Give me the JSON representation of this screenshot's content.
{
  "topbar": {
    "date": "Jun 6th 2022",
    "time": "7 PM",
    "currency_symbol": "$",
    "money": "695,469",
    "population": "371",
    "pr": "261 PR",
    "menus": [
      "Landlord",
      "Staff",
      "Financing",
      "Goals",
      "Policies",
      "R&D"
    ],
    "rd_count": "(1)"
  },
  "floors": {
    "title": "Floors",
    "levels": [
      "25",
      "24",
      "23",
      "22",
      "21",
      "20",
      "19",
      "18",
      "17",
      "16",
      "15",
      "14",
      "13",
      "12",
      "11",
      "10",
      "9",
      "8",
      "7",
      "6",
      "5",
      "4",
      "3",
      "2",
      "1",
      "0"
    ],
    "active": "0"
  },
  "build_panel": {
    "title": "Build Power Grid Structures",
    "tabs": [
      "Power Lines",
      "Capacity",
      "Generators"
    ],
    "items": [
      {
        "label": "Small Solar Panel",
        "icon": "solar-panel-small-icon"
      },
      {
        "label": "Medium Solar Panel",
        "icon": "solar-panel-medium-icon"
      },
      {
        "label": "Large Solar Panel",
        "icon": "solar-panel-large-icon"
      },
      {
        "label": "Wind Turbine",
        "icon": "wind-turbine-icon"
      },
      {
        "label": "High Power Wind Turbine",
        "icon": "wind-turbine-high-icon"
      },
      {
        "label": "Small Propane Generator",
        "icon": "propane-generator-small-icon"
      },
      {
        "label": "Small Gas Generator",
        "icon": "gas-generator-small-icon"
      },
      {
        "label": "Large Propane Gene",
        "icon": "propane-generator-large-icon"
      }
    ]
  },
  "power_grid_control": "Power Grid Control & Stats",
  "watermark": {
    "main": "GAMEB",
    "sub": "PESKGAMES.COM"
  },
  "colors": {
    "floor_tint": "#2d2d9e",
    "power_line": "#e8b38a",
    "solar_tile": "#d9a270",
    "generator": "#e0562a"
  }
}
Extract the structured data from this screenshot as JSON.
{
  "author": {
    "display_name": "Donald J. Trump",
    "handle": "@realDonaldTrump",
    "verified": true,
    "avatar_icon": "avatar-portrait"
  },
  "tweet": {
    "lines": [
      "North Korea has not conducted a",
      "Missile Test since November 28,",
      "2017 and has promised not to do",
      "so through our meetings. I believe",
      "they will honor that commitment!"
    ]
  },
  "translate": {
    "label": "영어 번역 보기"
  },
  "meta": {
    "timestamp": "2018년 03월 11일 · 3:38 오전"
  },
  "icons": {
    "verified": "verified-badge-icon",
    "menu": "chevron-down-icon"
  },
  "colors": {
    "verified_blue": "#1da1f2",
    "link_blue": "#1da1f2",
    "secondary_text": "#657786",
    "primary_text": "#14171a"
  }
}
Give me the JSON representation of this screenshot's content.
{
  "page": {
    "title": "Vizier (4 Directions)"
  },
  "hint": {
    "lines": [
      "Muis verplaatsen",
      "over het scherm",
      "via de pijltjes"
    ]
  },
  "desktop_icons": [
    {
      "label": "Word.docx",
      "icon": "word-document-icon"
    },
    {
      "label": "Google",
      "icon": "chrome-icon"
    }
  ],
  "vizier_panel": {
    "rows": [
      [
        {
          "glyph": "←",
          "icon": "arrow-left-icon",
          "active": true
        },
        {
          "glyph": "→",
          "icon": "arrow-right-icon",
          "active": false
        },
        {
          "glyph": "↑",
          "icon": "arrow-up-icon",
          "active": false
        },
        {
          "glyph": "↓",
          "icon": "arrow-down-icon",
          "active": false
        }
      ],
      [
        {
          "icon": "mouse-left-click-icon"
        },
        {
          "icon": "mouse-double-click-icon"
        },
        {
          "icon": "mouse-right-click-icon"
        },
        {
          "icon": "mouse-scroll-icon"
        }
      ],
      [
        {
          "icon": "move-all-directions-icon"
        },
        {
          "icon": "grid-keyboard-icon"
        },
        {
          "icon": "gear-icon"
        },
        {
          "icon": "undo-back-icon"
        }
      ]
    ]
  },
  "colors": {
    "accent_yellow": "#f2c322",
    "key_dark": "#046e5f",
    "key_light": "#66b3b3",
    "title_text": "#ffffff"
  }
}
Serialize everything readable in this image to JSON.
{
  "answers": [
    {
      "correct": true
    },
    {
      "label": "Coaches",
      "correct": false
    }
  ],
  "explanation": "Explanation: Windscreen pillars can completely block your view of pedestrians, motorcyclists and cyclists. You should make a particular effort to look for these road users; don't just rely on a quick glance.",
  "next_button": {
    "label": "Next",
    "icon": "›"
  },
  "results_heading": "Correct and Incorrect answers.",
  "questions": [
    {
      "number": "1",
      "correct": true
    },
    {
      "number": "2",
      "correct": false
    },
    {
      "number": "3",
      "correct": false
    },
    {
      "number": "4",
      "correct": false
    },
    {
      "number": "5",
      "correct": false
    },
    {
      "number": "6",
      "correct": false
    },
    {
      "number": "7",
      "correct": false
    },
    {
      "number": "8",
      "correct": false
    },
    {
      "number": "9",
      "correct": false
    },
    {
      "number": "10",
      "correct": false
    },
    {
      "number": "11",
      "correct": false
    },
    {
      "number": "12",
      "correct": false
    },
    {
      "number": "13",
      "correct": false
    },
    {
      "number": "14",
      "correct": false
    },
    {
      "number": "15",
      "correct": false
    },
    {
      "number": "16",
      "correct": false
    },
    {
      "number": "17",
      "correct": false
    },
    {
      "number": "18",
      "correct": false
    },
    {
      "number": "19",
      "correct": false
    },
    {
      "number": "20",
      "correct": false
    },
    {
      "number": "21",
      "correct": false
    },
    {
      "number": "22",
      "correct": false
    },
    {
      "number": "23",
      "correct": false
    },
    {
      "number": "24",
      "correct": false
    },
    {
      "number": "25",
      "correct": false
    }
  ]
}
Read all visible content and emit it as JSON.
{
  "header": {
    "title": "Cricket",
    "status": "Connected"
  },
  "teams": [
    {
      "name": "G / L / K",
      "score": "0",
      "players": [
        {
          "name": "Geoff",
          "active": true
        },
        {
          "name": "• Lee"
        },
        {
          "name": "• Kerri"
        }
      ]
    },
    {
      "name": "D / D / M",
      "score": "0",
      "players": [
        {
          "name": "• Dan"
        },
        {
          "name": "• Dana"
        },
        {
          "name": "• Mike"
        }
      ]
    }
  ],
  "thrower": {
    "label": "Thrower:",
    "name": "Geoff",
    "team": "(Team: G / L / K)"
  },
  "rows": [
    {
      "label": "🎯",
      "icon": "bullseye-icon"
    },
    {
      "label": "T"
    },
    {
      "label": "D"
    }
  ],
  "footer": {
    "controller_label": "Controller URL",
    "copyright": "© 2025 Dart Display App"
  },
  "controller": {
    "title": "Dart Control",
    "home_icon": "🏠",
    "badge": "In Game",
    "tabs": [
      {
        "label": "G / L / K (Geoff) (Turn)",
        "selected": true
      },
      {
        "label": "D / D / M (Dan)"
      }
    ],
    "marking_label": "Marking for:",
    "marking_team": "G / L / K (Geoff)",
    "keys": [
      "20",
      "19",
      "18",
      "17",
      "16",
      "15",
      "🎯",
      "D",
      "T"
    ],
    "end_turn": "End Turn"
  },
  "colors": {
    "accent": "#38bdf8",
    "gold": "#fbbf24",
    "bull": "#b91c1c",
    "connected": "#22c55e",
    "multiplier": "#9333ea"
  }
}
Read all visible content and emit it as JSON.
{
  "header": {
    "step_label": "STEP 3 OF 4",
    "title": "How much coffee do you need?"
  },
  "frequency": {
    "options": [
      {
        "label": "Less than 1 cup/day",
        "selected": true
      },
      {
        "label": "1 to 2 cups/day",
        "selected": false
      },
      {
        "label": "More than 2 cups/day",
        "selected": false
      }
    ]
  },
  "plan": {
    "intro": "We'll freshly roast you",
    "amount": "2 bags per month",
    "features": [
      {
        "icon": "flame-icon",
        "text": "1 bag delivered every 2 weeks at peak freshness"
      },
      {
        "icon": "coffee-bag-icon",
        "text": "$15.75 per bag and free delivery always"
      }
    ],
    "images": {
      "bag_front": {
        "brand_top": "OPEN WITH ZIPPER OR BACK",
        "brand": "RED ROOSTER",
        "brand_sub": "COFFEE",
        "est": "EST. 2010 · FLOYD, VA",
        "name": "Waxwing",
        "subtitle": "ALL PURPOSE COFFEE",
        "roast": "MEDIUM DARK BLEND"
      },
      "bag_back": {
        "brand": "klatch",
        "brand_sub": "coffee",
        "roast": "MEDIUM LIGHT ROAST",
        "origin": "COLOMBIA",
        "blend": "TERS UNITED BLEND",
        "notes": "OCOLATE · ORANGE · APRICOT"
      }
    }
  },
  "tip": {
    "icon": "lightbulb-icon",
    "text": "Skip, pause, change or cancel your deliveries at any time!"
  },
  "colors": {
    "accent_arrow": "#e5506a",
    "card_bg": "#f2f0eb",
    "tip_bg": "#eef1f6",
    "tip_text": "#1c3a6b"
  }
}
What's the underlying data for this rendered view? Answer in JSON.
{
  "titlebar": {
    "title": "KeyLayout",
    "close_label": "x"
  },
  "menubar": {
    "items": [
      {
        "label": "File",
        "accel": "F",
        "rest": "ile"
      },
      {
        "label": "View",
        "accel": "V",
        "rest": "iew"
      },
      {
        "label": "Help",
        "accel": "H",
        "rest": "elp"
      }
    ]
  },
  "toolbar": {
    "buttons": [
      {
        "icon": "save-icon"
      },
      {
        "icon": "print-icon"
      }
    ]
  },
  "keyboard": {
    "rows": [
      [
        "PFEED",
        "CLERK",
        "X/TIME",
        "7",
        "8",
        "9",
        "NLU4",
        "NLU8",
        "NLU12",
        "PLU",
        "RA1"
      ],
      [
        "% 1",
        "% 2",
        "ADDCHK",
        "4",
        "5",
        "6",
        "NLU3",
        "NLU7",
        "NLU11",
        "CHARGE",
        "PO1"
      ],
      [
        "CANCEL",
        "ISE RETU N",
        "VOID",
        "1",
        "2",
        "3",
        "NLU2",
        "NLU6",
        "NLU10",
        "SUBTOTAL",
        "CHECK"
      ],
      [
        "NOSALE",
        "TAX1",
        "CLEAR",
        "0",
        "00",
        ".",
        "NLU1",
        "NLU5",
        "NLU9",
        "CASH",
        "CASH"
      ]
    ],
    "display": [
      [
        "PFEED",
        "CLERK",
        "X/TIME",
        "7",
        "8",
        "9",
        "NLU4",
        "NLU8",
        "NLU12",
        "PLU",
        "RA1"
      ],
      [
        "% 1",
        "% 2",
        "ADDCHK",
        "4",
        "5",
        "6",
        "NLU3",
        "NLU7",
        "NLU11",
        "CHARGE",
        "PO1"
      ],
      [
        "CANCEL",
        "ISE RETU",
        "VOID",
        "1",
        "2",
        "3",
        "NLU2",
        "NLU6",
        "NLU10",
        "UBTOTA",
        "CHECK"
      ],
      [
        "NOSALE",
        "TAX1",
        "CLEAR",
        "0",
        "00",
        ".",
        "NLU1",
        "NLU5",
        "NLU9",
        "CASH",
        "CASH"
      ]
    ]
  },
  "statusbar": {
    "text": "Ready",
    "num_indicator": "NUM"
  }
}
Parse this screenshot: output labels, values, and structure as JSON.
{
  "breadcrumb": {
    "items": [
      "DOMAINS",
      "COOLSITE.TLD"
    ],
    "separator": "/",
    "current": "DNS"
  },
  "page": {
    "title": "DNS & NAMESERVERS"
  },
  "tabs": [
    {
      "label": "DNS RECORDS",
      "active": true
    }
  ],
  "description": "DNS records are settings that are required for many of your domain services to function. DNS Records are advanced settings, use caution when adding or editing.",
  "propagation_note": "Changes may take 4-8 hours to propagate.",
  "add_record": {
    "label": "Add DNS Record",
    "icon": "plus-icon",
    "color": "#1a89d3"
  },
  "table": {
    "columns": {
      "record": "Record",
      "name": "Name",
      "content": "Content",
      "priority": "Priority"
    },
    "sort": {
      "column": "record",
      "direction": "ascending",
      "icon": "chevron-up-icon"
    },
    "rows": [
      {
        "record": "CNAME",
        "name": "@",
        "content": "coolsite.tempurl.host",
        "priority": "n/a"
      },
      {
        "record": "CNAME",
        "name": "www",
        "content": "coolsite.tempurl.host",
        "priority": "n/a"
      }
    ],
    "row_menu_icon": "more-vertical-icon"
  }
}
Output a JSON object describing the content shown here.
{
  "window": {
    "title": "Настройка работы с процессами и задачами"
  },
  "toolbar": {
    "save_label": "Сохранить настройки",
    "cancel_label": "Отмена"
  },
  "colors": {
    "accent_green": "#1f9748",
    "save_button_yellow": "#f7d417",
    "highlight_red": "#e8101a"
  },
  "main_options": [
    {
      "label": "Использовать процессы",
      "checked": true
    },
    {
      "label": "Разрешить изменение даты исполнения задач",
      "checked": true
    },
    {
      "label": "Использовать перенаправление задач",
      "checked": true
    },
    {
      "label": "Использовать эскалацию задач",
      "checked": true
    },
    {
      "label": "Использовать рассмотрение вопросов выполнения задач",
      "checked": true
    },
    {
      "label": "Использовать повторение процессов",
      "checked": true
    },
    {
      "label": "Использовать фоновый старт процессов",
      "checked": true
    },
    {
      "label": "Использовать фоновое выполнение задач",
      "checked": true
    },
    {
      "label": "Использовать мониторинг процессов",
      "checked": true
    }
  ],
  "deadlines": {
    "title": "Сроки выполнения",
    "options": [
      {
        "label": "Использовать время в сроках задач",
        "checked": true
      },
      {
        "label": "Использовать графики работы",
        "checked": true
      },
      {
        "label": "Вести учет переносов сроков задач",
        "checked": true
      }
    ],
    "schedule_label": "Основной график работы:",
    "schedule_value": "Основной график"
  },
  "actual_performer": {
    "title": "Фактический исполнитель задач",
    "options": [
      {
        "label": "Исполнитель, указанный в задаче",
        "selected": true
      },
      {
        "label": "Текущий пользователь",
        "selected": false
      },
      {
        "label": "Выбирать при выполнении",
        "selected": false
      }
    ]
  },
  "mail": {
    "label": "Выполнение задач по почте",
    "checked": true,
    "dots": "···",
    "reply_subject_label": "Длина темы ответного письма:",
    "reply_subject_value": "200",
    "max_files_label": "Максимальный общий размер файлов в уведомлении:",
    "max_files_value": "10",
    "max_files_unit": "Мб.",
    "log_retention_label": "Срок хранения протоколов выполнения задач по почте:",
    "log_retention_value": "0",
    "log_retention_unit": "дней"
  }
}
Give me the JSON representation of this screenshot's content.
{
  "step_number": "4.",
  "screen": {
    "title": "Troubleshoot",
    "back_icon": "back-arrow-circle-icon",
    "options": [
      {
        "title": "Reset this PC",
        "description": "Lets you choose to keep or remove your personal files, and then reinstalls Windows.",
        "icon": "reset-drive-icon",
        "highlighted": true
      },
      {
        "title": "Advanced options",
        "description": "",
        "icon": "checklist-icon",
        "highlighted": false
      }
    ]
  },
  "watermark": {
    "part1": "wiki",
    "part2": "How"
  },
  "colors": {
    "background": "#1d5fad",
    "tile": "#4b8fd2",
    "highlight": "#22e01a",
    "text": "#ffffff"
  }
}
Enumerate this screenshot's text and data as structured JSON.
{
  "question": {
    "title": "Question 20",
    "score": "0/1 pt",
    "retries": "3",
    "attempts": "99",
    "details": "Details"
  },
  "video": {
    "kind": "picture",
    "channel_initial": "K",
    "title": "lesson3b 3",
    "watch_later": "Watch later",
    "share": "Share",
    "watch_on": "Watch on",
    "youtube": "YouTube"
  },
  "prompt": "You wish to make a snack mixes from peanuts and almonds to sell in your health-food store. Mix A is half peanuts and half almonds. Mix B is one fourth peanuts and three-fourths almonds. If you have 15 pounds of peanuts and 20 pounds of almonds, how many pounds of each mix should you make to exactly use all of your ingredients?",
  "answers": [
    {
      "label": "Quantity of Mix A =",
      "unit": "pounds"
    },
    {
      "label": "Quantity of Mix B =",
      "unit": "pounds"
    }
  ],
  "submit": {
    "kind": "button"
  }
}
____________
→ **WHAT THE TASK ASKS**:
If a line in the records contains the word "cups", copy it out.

→ **SOLUTION TO THIS PROBLEM**:
        "label": "1 to 2 cups/day",
        "label": "More than 2 cups/day",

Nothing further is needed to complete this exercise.